NewsBook: Missouri Government News for the Week of August 25, 2003
|.||Ten Commandments Generate Yawns on Missouri's Statehouse (08/29/03)|
JEFFERSON CITY - While a dispute roared in Alabama over the removal of a Ten Commandments monument from its state courthouse, similar stone tablets in Missouri's statehouse backyardground remains in quiet calm.
The monument of the Ten Commandments has been located on the Missouri-riverside of the state Capitol for 45 years without generating any objections, and state representatives are showing little concern of any arising.
Civil-liberities advocates are showing little concern in removing the monument.
|.||State Supereme Court rules execution of minors unconstitutional (08/28/03)|

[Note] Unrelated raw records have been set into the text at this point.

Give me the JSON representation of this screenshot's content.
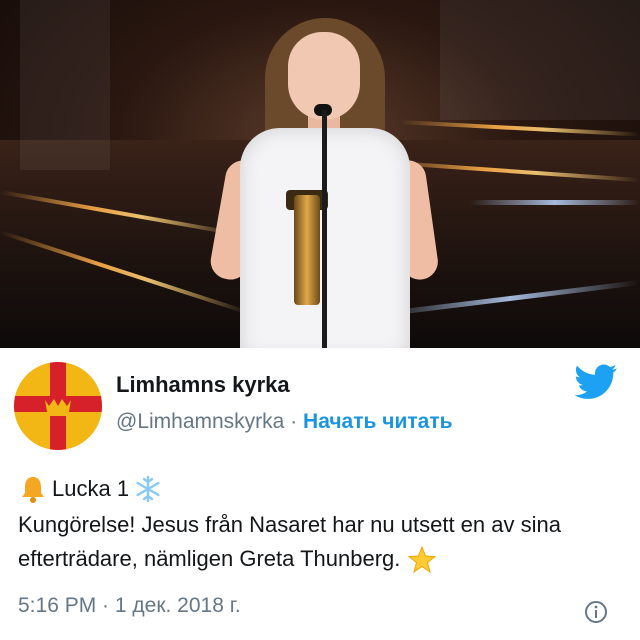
{
  "tweet": {
    "display_name": "Limhamns kyrka",
    "handle": "@Limhamnskyrka",
    "separator": "·",
    "follow_label": "Начать читать",
    "first_line_text": "Lucka 1",
    "body": "Kungörelse! Jesus från Nasaret har nu utsett en av sina efterträdare, nämligen Greta Thunberg.",
    "timestamp": "5:16 PM · 1 дек. 2018 г."
  },
  "icons": {
    "bell": "bell-icon",
    "snowflake": "snowflake-icon",
    "star": "glowing-star-icon",
    "bird": "twitter-bird-icon",
    "info": "info-icon",
    "avatar_emblem": "church-cross-crown-emblem"
  },
  "colors": {
    "twitter_blue": "#1da1f2",
    "follow_blue": "#1b95e0",
    "muted_text": "#657786",
    "main_text": "#14171a",
    "avatar_cross_red": "#d6202a",
    "avatar_yellow": "#f2b615"
  }
}
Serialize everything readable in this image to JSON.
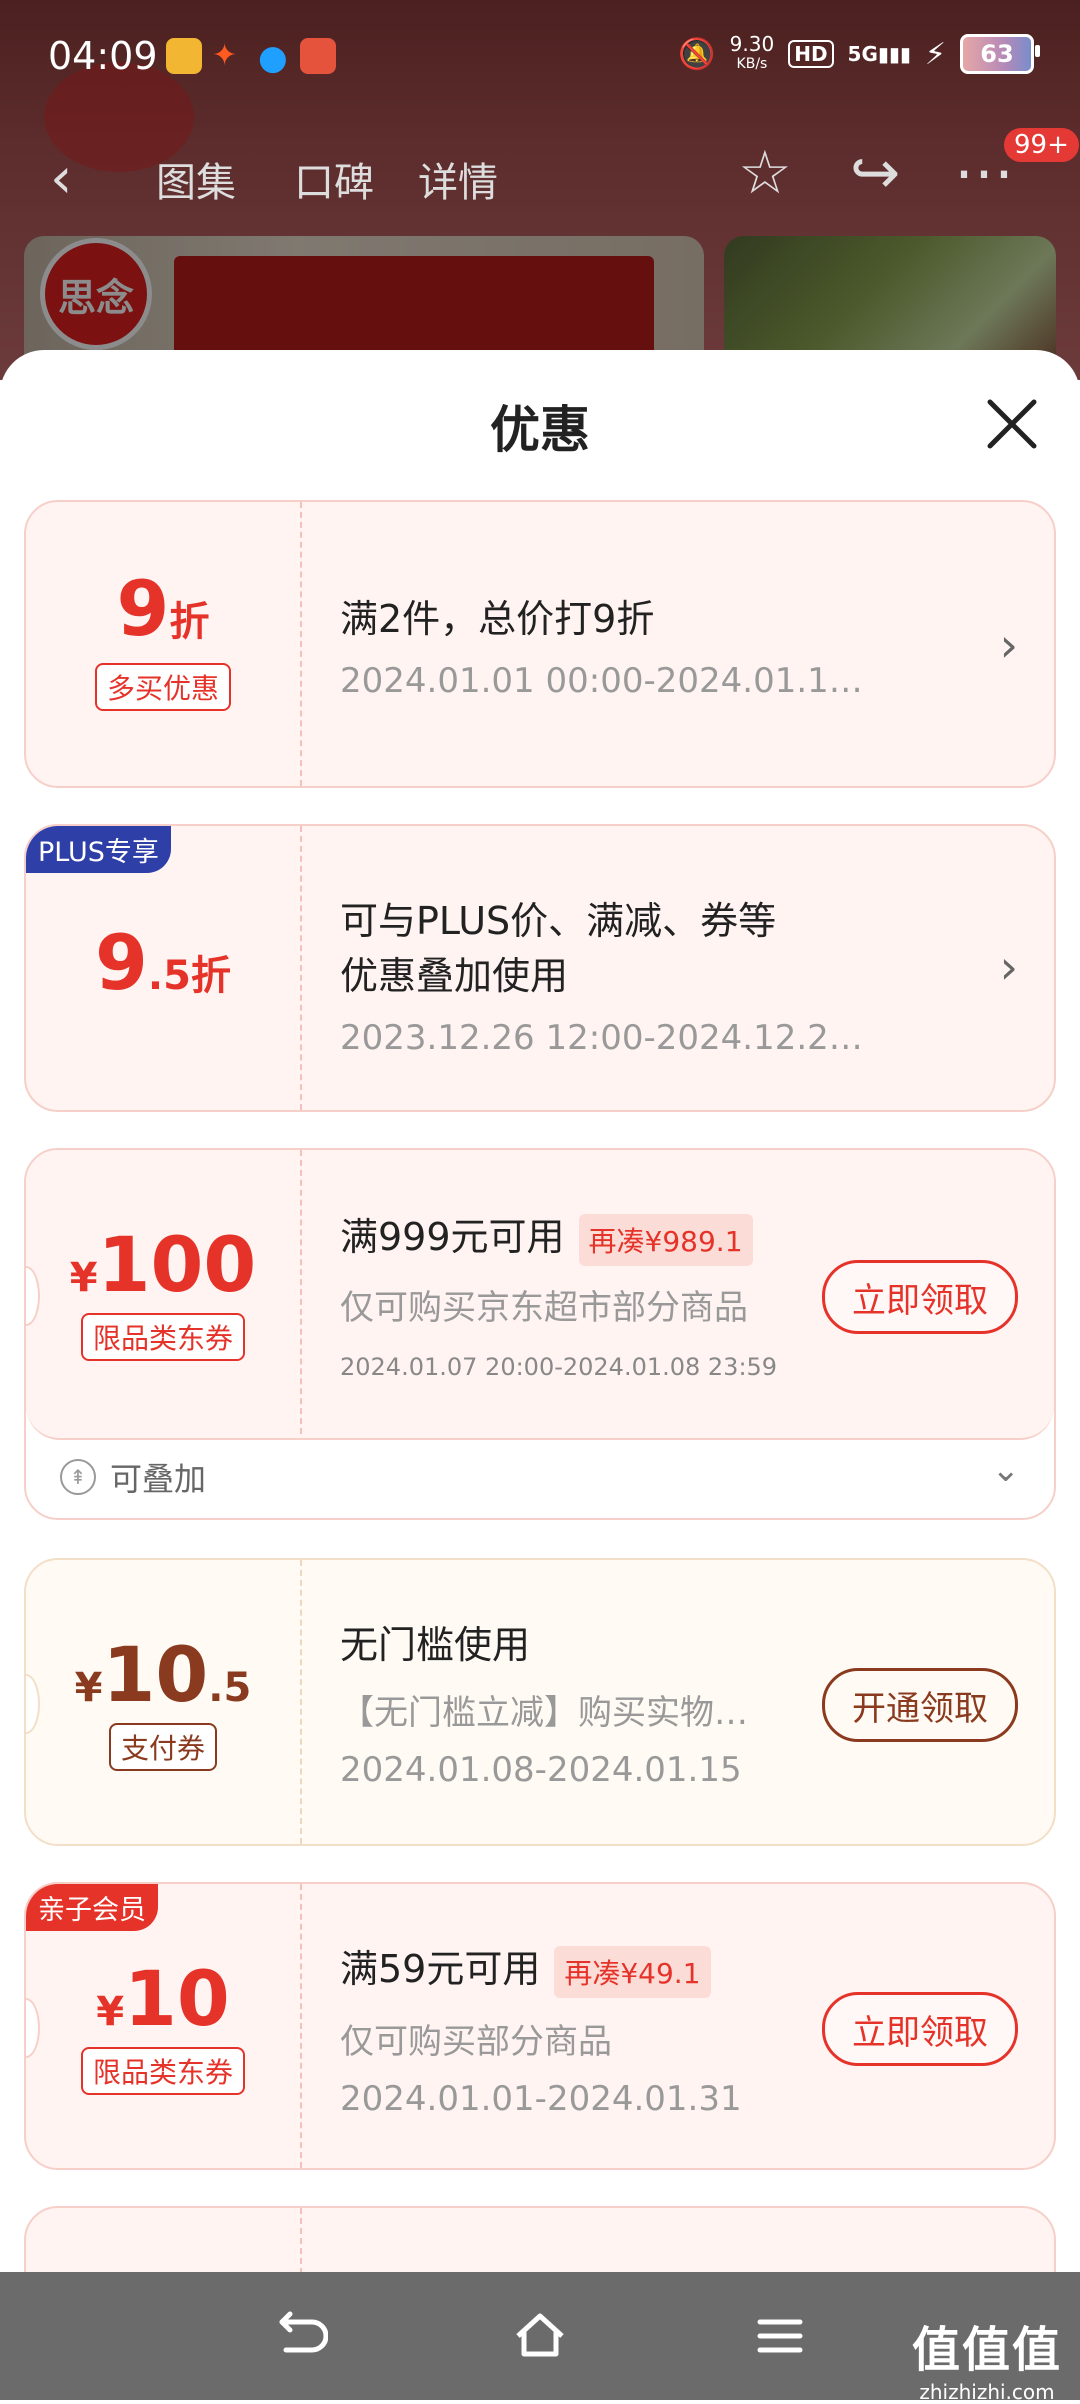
{
  "status_bar": {
    "time": "04:09",
    "network_speed": "9.30",
    "network_unit": "KB/s",
    "hd": "HD",
    "signal": "5G",
    "battery": "63",
    "app_icons": [
      "emoji-app-icon",
      "hot-app-icon",
      "qq-icon",
      "calendar-app-icon"
    ]
  },
  "header": {
    "tabs": [
      "图集",
      "口碑",
      "详情"
    ],
    "badge": "99+",
    "brand_logo_text": "思念"
  },
  "sheet": {
    "title": "优惠",
    "offers": [
      {
        "value": "9",
        "unit": "折",
        "tag": "多买优惠",
        "line1": "满2件，总价打9折",
        "line2": "2024.01.01 00:00-2024.01.1…"
      },
      {
        "corner": "PLUS专享",
        "value": "9",
        "value_suffix": ".5",
        "unit": "折",
        "line1": "可与PLUS价、满减、券等",
        "line1b": "优惠叠加使用",
        "line2": "2023.12.26 12:00-2024.12.2…"
      },
      {
        "currency": "¥",
        "value": "100",
        "tag": "限品类东券",
        "line1": "满999元可用",
        "hint": "再凑¥989.1",
        "line2": "仅可购买京东超市部分商品",
        "line3": "2024.01.07 20:00-2024.01.08 23:59",
        "button": "立即领取",
        "footer": "可叠加"
      },
      {
        "currency": "¥",
        "value": "10",
        "value_suffix": ".5",
        "tag": "支付券",
        "line1": "无门槛使用",
        "line2": "【无门槛立减】购买实物…",
        "line3": "2024.01.08-2024.01.15",
        "button": "开通领取"
      },
      {
        "corner": "亲子会员",
        "currency": "¥",
        "value": "10",
        "tag": "限品类东券",
        "line1": "满59元可用",
        "hint": "再凑¥49.1",
        "line2": "仅可购买部分商品",
        "line3": "2024.01.01-2024.01.31",
        "button": "立即领取"
      }
    ]
  },
  "watermark": {
    "brand": "值值值",
    "url": "zhizhizhi.com"
  },
  "colors": {
    "accent_red": "#e6332a",
    "plus_blue": "#2f3fa8",
    "card_bg": "#fff4f2",
    "pay_brown": "#8a3a1e"
  }
}
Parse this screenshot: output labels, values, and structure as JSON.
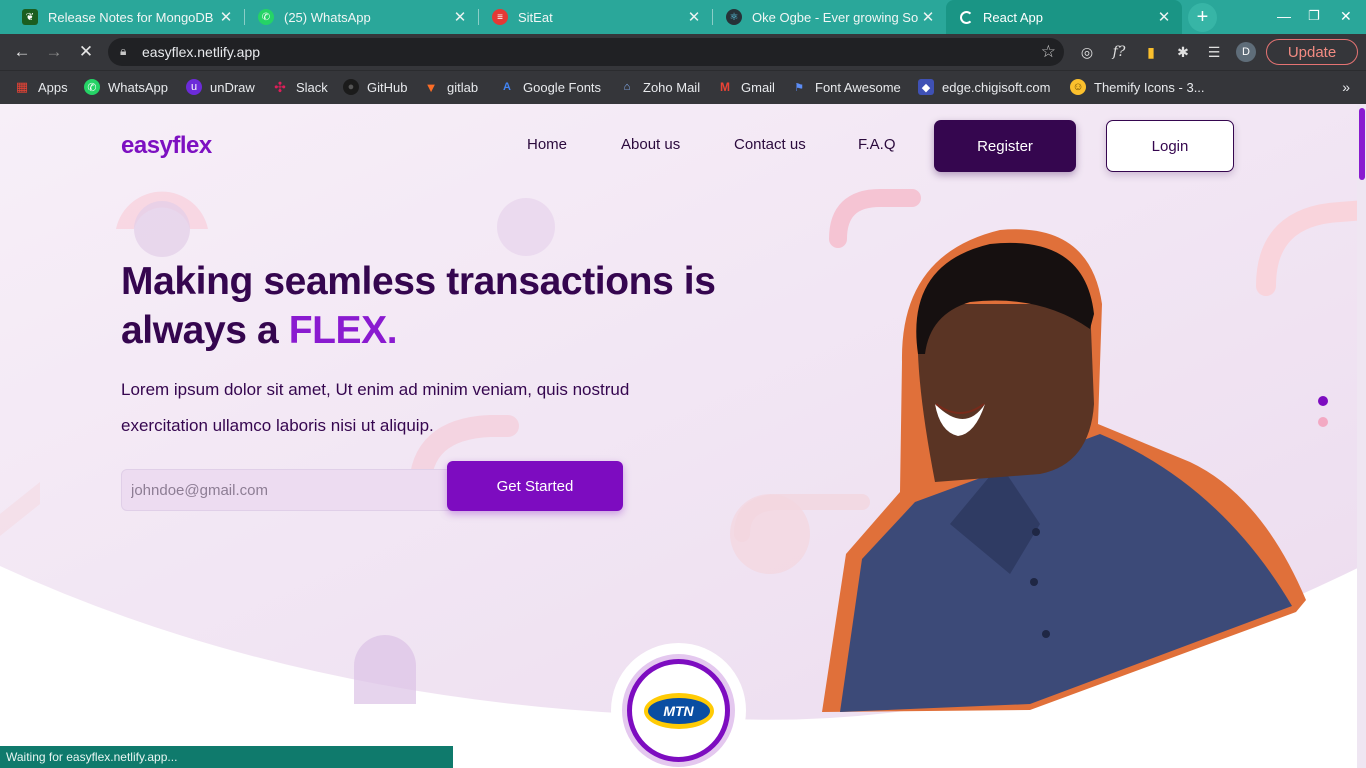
{
  "browser": {
    "tabs": [
      {
        "title": "Release Notes for MongoDB",
        "icon": "mongodb-leaf-icon",
        "active": false
      },
      {
        "title": "(25) WhatsApp",
        "icon": "whatsapp-icon",
        "active": false
      },
      {
        "title": "SitEat",
        "icon": "siteat-icon",
        "active": false
      },
      {
        "title": "Oke Ogbe - Ever growing So",
        "icon": "react-icon",
        "active": false
      },
      {
        "title": "React App",
        "icon": "loading-spinner-icon",
        "active": true
      }
    ],
    "url": "easyflex.netlify.app",
    "profile_initial": "D",
    "update_label": "Update",
    "bookmarks": [
      {
        "label": "Apps",
        "icon": "apps-grid-icon"
      },
      {
        "label": "WhatsApp",
        "icon": "whatsapp-icon"
      },
      {
        "label": "unDraw",
        "icon": "undraw-icon"
      },
      {
        "label": "Slack",
        "icon": "slack-icon"
      },
      {
        "label": "GitHub",
        "icon": "github-icon"
      },
      {
        "label": "gitlab",
        "icon": "gitlab-icon"
      },
      {
        "label": "Google Fonts",
        "icon": "google-fonts-icon"
      },
      {
        "label": "Zoho Mail",
        "icon": "zoho-mail-icon"
      },
      {
        "label": "Gmail",
        "icon": "gmail-icon"
      },
      {
        "label": "Font Awesome",
        "icon": "font-awesome-flag-icon"
      },
      {
        "label": "edge.chigisoft.com",
        "icon": "edge-chigisoft-icon"
      },
      {
        "label": "Themify Icons - 3...",
        "icon": "themify-icon"
      }
    ],
    "status_text": "Waiting for easyflex.netlify.app..."
  },
  "site": {
    "logo": "easyflex",
    "nav": [
      "Home",
      "About us",
      "Contact us",
      "F.A.Q"
    ],
    "register_label": "Register",
    "login_label": "Login",
    "headline_main": "Making seamless transactions is always a ",
    "headline_accent": "FLEX.",
    "lede": "Lorem ipsum dolor sit amet, Ut enim ad minim veniam, quis nostrud exercitation ullamco laboris nisi ut aliquip.",
    "email_placeholder": "johndoe@gmail.com",
    "cta_label": "Get Started",
    "partner_logo_text": "MTN",
    "slider_dots": 2,
    "slider_active_index": 0
  },
  "colors": {
    "tabbar": "#2aa79a",
    "brand_purple": "#7d0cc0",
    "dark_purple": "#35064f",
    "hero_bg": "#f2e8f4",
    "accent_pink": "#f7c6d3",
    "portrait_outline": "#e0703a"
  }
}
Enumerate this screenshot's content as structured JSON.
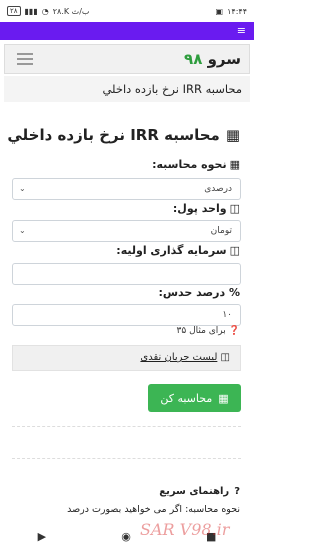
{
  "status": {
    "left_text": "۲۸.K ب/ث",
    "battery": "۲۸",
    "time": "۱۴:۴۴"
  },
  "nav": {
    "brand_name": "سرو",
    "brand_number": "۹۸"
  },
  "breadcrumb": "محاسبه IRR نرخ بازده داخلي",
  "heading": "محاسبه IRR نرخ بازده داخلي",
  "form": {
    "method_label": "نحوه محاسبه:",
    "method_value": "درصدی",
    "unit_label": "واحد پول:",
    "unit_value": "تومان",
    "invest_label": "سرمایه گذاری اولیه:",
    "invest_value": "",
    "guess_label": "% درصد حدس:",
    "guess_value": "۱۰",
    "hint": "برای مثال ۳۵"
  },
  "cashflow_label": "لیست جریان نقدی",
  "calc_button": "محاسبه کن",
  "quick_guide": {
    "title": "راهنمای سریع",
    "text": "نحوه محاسبه: اگر می خواهید بصورت درصد"
  },
  "watermark": "SAR V98.ir",
  "nav_buttons": [
    "▶",
    "◉",
    "■"
  ]
}
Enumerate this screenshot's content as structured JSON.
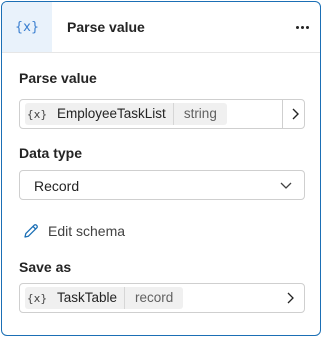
{
  "header": {
    "icon": "{x}",
    "title": "Parse value",
    "more_icon": "more-horizontal-icon"
  },
  "parse_value": {
    "label": "Parse value",
    "var_icon": "{x}",
    "variable_name": "EmployeeTaskList",
    "variable_type": "string"
  },
  "data_type": {
    "label": "Data type",
    "selected": "Record"
  },
  "edit_schema": {
    "label": "Edit schema"
  },
  "save_as": {
    "label": "Save as",
    "var_icon": "{x}",
    "variable_name": "TaskTable",
    "variable_type": "record"
  },
  "colors": {
    "accent": "#1b6fb5",
    "header_icon_bg": "#e9f2fb",
    "tag_bg": "#f0f0f0"
  }
}
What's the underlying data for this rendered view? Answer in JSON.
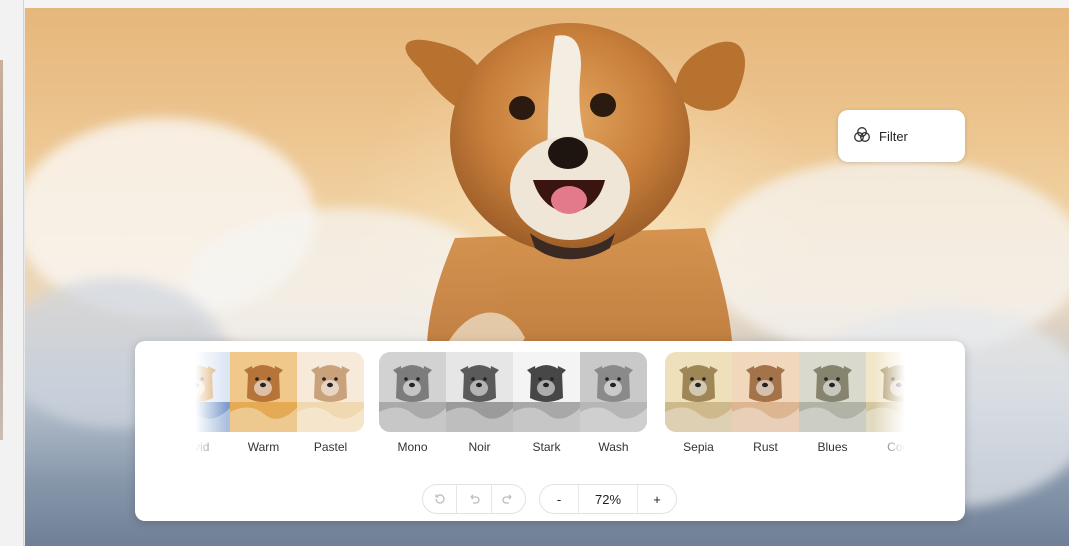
{
  "overlay": {
    "filter_label": "Filter"
  },
  "filters": {
    "groups": [
      {
        "items": [
          {
            "label": "Vivid",
            "tone": "vivid"
          },
          {
            "label": "Warm",
            "tone": "warm"
          },
          {
            "label": "Pastel",
            "tone": "pastel"
          }
        ]
      },
      {
        "items": [
          {
            "label": "Mono",
            "tone": "mono"
          },
          {
            "label": "Noir",
            "tone": "noir"
          },
          {
            "label": "Stark",
            "tone": "stark"
          },
          {
            "label": "Wash",
            "tone": "wash"
          }
        ]
      },
      {
        "items": [
          {
            "label": "Sepia",
            "tone": "sepia"
          },
          {
            "label": "Rust",
            "tone": "rust"
          },
          {
            "label": "Blues",
            "tone": "blues"
          },
          {
            "label": "Cool",
            "tone": "cool"
          }
        ]
      }
    ]
  },
  "toolbar": {
    "zoom_out_label": "-",
    "zoom_value": "72%",
    "zoom_in_label": "+"
  },
  "icons": {
    "filter": "filter-circles-icon",
    "revert": "revert-icon",
    "undo": "undo-icon",
    "redo": "redo-icon"
  },
  "colors": {
    "panel_bg": "#ffffff",
    "text": "#222222",
    "muted": "#b9b9bd"
  }
}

JEFFERSON CITY - The Missouri Supreme Court ruled Tuesday that executing minors or persons convicted of crimes while juveniles violates the Constitution. In a 4-3 ruling, the court overturned the death sentence of Christopher Simmons, 27, of St. Louis, instead sentencing him to life in prison. At age 17, Simmons was convicted of murdering Shirley Cook. The case is now expected to head to the U.S. Supreme Court.
|.||Anti-spam bill becomes law (08/28/03)|
JEFFERSON CITY - A bill aimed at restricting unsolicited commercial e-mail, commonly known as "spam," takes effect today.
The bill requires spammers to indicate that an e-mail is an advertisment in the message's subject line and to provide a method for recipients to get removed from a spammers e-mail mailing list. Spammers who send e-mail to people who have requested not to be contacted can be fined as much as $5,000 per message.
Rather than establishing a registry of addresses spammers are forbiden to contact, as in the state's "no call" list, the bill requires individuals to contact each spammer seperately and request not to be contacted again.
|.||Missouri's Lieutenant Governor Drops His Re-election Bid (08/26/03)|
JEFFERSON CITY - Lt. Gov. Joe Maxwell told reporters Tuesday that he was dropping his campaign for re-election because of his wife's illness.
Maxell said his wife was suffering from an undiagnosed illness that was causing her severe pain that had moved from her hips to her ribs.
Maxwell said the time and energy required to assist his wife prevent full concentration on a re-election campaign.